This is not of course the first time this year that the issue of experts has been the subject of change and scrutiny, the President touched on this area in his previous View from the President’s Chambers in April 2013 and amendments were made to the Family Procedure Rules 2010, Parts 1 and 25 and the associated Practice Directions in January 2013.
It is easy to feel swamped under the increasing mountain of guidance, changes to legislation, and case law, so what purpose does the President’s View have? Well, it’s a heads up, and indication from the top that unlike, for example, MIAMs, a hard line is going to be taken on other reforms to the family justice system.
The President provides a checklist of what is going to happen:
The necessity of expert evidence has recently been under the scrutiny of the Court of Appeal in Re H-L (a child) (care proceedings: 'necessary' expert evidence)  EWCA Civ 655,  All ER (D) 112 (Jun). In a recent LexisPSL Family News Analysis Barbara Mills of 4 Paper Buildings suggested the following key points for family lawyers to take account of following Re H-L:
The President concludes his third View by saying:
‘Case management judges must take appropriate steps to encourage compliance by experts with these requirements. Judges cannot of course tell experts what they are to say; but they can require compliance with PD25B. And there is no reason why case management judges should not, if appropriate, specify the maximum length of an expert’s report. The courts have for some time been doing say in relation to witness statements and skeleton arguments. So, why not for expert’s reports? Many expert’s reports, I suspect, require no more than (say) 25 or perhaps 50 pages, if that. Here, as elsewhere, the case management judge must have regard to the overriding objective and must confine the expert to what is necessary.’
The message on expert evidence is loud and clear.
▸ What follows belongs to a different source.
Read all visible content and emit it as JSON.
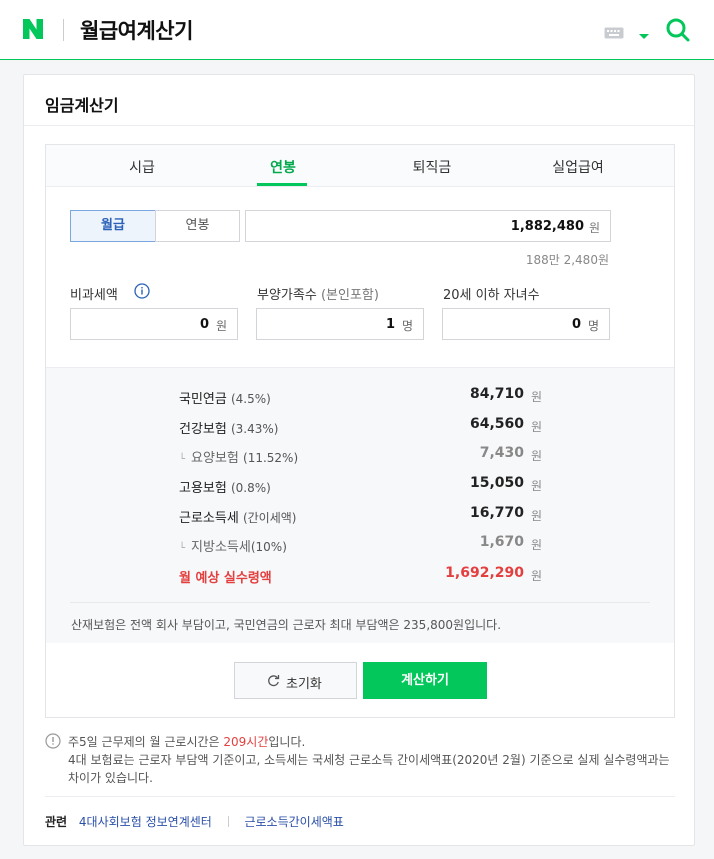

But there will always be exceptional cases, and judicial discretion...
Geraldine Morris is a solicitor and head of the LexisPSL Family team
0330 161 1234